Freddie Mac is forecasting that there will be GDP growth of 3.0 percent in the second quarter of this year, moderating from the strong 4.2 percent growth in the first quarter. The company's October Forecast, prepared by its Economic and Housing Research Group, now extends its predictions into 2020 and they are looking at substantial economic slowing by then. The forecast for all of 2018 is growth of 3.0 percent, slowing to 2.4 percent next year and to only 1.8 percent in 2020 "as the effects of expansionary fiscal policy fade." Last year's hurricanes damaged both the economy and the housing sector, but at this point Hurricane Florence is expected to create only a small dip in economic growth and cause no appreciable increase in foreclosures.
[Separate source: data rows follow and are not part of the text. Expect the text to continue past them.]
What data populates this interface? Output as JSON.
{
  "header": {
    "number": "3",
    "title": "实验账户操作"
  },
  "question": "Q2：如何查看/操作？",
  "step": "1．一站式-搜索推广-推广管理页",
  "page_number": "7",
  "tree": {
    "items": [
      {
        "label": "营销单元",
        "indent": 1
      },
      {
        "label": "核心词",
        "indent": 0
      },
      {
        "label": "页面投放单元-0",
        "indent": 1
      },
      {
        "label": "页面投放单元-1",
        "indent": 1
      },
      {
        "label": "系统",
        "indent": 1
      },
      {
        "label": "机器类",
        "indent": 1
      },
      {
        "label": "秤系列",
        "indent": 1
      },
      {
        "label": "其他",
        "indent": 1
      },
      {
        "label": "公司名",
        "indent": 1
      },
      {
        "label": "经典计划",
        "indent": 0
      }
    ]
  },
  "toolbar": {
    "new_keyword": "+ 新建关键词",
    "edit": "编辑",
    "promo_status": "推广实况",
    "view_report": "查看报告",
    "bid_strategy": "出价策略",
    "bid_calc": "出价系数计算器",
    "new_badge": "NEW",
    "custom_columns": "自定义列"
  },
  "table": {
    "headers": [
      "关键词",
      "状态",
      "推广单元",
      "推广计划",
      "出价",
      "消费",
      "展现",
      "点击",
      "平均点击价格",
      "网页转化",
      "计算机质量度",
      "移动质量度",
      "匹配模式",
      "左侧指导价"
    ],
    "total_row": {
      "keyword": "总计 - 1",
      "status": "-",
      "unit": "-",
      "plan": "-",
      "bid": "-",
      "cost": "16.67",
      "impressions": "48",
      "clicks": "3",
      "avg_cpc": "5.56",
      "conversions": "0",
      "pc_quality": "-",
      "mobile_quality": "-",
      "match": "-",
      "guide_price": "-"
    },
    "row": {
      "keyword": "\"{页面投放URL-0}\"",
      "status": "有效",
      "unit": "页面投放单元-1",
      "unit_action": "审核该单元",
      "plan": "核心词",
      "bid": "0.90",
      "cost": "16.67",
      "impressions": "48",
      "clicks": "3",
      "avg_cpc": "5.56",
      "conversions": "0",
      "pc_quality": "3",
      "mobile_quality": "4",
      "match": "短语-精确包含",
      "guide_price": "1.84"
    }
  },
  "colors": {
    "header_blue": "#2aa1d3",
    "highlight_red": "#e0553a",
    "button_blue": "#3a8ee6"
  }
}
The labor market picture continues to be strong with 134,000 new jobs added in September and a 0.2 percent decline in the unemployment rate to a 49 year low of 3.7 percent. There was an uptick in the record low level of unemployment claims following Hurricane Florence, but it disappeared after a week and the four-week moving average of continuing claims fell to a 45-year low. Still, wage growth increased only 0.3 percent during the month and Freddie Mac calls that "inconsistent with the current strong labor conditions." The forecast is for unemployment to average 3.9 percent this year, 3.8 percent next year and then rise to 4.0 percent in 2020.
Mortgage rates remained steady at 4.6 percent early in the third quarter, but then the weekly average rate increased to 4.9 percent in the beginning of October, a level that we have not seen since mid-2011. Freddie Mac expects mortgage rates to continue to gradually inch higher, anticipating a 30-year fixed-rate mortgage averaging 4.5 percent in 2018. It expects the rate to rise to 5.1 percent in 2019 and 5.6 percent in 2020.
The forecast points to slowing home sales. Sales of existing homes had fallen for four straight months leading into August when they stalled at an annual rate of 5.34 million units. New home sales jumped by 3.5 percent to 629,000 but are still trending down thanks to a negative revision of the July numbers. Residential construction seems unable to break out - housing starts jumped 9.2 percent to 1.28 million in August, but largely due to an increase in multifamily construction activity. Permits fell 5.7 percent to more than a one-year low of 123 million.
With headwinds from rising rates and home prices Freddie Mac forecasts that total home sales will fall by 0.9 percent from 2017 to 6.07 million this year. They will then regain momentum, rising to 6.18 million next year and up another 1.1 percent to 6.25 million units in 2020.
Home price growth is also seen as slowing. It remained steady during the third quarter, up only 1.0 percent over the three months and Freddie Mac predicts an average growth rate of 5.4 percent this year. That will slow to 4.6 percent in 2019 and to a moderate 2.9 percent in 2020.
With home sales down and incentives for rate/term refinancing drying up, it is a given that mortgage originations will be hurt. The company sees those for single family homes declining 8.9 percent to $1.65 trillion this year, holding fairly steady in 2019, then falling again to $1.60 trillion in the final year of the forecast horizon.